## PROBLEM DETAILS
Find the lines below that contain the string "image". Copy each one.
*** Opening of DATA TO PROCESS ***
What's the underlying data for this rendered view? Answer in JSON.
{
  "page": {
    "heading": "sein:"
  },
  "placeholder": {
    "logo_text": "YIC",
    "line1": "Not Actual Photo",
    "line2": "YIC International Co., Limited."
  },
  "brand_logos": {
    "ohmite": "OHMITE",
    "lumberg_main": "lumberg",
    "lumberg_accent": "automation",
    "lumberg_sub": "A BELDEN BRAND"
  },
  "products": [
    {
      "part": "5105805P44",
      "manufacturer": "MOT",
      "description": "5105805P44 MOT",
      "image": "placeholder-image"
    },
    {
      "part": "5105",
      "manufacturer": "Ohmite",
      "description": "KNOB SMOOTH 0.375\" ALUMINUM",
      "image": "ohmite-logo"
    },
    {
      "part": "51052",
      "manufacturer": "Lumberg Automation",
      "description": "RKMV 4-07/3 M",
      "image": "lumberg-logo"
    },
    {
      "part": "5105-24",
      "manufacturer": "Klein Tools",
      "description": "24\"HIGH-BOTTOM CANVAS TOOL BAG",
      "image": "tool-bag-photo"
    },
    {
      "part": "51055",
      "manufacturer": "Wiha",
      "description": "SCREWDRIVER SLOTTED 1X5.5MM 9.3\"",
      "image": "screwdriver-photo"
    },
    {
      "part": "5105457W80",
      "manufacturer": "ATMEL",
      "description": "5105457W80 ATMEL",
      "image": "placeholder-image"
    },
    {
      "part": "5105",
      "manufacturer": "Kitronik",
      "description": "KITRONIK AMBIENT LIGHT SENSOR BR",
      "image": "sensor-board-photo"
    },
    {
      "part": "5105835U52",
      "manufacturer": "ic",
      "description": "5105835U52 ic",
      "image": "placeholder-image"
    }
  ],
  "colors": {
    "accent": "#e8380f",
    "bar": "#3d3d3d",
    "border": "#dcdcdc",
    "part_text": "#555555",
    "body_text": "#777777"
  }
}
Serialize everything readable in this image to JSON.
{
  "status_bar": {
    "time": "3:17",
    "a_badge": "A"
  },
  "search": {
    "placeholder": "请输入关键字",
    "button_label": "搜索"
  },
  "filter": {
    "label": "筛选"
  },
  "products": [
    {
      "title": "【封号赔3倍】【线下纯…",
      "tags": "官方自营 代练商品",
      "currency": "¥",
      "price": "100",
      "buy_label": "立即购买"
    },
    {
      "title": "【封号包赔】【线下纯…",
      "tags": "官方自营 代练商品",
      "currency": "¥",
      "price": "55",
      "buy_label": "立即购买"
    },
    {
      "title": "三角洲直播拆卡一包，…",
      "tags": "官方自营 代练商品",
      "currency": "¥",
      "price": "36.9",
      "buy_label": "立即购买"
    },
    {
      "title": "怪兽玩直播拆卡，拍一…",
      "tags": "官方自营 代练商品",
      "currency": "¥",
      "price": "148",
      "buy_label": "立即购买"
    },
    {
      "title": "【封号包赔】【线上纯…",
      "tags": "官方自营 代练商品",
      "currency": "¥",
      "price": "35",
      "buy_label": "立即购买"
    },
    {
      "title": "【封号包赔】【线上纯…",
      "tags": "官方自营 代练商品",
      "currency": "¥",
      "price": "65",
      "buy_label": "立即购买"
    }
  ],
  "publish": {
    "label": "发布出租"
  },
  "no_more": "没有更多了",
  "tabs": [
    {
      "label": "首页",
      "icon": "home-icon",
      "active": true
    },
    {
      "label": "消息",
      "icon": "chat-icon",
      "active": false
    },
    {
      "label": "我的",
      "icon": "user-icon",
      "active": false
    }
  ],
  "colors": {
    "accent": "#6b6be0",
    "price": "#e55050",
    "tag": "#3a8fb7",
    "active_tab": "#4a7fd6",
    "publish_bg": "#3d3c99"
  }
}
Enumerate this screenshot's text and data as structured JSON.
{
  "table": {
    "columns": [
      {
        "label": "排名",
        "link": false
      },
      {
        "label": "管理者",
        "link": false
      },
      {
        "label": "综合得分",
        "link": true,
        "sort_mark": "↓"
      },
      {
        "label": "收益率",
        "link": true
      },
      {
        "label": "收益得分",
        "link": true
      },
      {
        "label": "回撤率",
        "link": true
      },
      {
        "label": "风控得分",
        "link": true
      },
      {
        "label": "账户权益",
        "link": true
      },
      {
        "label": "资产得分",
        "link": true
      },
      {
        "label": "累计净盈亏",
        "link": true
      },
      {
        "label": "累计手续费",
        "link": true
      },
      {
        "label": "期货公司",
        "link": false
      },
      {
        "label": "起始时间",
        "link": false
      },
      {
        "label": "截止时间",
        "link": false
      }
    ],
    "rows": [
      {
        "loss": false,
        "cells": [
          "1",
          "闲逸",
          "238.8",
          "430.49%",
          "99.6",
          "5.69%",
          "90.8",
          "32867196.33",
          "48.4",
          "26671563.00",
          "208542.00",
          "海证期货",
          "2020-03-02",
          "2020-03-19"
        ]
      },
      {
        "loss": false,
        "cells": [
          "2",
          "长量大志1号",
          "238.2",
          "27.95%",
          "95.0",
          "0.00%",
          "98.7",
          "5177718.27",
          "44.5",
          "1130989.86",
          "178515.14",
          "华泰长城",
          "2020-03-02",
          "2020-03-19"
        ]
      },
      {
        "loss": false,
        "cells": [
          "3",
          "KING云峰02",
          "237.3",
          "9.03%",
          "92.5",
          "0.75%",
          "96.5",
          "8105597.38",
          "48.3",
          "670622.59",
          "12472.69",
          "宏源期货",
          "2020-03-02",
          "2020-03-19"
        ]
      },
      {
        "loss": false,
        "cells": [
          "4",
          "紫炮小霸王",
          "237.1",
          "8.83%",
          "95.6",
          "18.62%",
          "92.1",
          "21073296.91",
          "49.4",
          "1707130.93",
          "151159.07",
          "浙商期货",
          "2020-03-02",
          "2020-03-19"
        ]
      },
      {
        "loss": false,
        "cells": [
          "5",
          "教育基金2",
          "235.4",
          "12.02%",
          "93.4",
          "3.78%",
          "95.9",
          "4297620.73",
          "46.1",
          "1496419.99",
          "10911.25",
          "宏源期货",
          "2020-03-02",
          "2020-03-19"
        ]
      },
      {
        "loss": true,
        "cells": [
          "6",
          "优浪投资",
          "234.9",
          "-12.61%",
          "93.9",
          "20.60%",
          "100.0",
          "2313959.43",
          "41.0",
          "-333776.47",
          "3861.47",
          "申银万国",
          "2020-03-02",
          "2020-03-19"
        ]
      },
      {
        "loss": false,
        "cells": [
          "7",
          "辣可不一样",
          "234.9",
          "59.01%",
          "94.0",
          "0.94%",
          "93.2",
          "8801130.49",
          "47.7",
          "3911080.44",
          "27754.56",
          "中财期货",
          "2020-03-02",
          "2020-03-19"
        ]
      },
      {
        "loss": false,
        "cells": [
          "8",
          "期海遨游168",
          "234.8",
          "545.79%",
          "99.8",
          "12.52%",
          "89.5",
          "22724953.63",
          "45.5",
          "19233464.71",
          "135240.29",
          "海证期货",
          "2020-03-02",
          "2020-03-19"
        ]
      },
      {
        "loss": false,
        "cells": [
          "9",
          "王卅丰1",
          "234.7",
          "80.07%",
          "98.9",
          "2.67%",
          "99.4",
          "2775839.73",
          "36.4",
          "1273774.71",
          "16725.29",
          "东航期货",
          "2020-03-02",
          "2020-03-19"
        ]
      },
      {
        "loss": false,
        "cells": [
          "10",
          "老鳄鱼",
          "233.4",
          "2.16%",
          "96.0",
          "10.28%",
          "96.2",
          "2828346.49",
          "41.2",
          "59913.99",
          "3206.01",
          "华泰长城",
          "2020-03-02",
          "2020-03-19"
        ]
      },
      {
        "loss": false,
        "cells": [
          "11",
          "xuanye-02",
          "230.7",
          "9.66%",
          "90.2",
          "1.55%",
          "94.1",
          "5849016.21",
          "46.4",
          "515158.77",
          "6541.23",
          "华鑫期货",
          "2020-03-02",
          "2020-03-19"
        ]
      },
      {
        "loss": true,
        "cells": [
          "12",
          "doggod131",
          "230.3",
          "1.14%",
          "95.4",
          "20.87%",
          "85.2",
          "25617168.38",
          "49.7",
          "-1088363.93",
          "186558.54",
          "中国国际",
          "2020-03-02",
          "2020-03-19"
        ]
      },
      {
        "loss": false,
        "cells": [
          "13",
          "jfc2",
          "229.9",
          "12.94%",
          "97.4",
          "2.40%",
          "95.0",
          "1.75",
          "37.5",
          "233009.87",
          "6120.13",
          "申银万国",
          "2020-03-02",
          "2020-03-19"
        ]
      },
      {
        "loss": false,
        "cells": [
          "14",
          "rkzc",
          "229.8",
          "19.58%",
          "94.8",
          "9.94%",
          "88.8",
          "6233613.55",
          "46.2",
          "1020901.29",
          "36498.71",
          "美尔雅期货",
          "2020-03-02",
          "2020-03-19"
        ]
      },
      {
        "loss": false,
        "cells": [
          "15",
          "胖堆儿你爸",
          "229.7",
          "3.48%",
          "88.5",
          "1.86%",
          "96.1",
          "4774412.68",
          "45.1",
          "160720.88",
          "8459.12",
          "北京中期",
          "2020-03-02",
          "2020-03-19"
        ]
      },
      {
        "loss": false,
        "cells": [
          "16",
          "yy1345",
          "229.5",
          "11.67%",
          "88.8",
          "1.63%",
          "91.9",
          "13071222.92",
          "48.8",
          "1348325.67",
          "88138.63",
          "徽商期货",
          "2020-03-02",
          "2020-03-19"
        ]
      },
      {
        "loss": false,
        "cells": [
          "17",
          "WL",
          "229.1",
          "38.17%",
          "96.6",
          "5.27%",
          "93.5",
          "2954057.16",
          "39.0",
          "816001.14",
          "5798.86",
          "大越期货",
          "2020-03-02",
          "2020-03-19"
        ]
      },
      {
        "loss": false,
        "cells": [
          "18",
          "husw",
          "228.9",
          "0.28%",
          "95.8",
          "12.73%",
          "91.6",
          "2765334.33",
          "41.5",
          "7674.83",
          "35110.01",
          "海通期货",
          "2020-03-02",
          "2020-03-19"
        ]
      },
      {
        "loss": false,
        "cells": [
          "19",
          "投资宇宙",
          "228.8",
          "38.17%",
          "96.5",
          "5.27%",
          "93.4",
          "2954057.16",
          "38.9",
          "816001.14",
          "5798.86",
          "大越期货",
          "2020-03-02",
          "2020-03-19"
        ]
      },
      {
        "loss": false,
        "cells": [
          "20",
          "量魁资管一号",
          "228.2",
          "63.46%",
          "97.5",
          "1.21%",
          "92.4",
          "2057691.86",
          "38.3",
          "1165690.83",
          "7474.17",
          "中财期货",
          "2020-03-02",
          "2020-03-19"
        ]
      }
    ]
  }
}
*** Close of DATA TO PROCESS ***
## EXERCISE OUTPUT
      "image": "placeholder-image"
      "image": "ohmite-logo"
      "image": "lumberg-logo"
      "image": "tool-bag-photo"
      "image": "screwdriver-photo"
      "image": "placeholder-image"
      "image": "sensor-board-photo"
      "image": "placeholder-image"
Serialize everything readable in this image to JSON.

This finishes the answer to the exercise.